→ Dataset extract:
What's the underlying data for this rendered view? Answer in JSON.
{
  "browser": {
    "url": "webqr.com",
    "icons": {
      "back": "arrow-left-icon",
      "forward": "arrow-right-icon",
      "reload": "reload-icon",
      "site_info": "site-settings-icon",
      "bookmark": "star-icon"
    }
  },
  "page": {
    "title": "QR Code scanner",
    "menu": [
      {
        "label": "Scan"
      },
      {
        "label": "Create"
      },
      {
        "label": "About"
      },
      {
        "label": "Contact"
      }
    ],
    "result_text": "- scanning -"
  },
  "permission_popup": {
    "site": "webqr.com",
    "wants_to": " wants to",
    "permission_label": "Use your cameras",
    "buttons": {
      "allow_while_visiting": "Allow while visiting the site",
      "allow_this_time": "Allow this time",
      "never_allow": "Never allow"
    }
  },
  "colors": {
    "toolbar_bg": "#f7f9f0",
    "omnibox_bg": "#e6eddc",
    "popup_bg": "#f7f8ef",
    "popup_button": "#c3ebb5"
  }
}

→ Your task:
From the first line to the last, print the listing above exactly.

→ Task solution:
What's the underlying data for this rendered view? Answer in JSON.
{
  "browser": {
    "url": "webqr.com",
    "icons": {
      "back": "arrow-left-icon",
      "forward": "arrow-right-icon",
      "reload": "reload-icon",
      "site_info": "site-settings-icon",
      "bookmark": "star-icon"
    }
  },
  "page": {
    "title": "QR Code scanner",
    "menu": [
      {
        "label": "Scan"
      },
      {
        "label": "Create"
      },
      {
        "label": "About"
      },
      {
        "label": "Contact"
      }
    ],
    "result_text": "- scanning -"
  },
  "permission_popup": {
    "site": "webqr.com",
    "wants_to": " wants to",
    "permission_label": "Use your cameras",
    "buttons": {
      "allow_while_visiting": "Allow while visiting the site",
      "allow_this_time": "Allow this time",
      "never_allow": "Never allow"
    }
  },
  "colors": {
    "toolbar_bg": "#f7f9f0",
    "omnibox_bg": "#e6eddc",
    "popup_bg": "#f7f8ef",
    "popup_button": "#c3ebb5"
  }
}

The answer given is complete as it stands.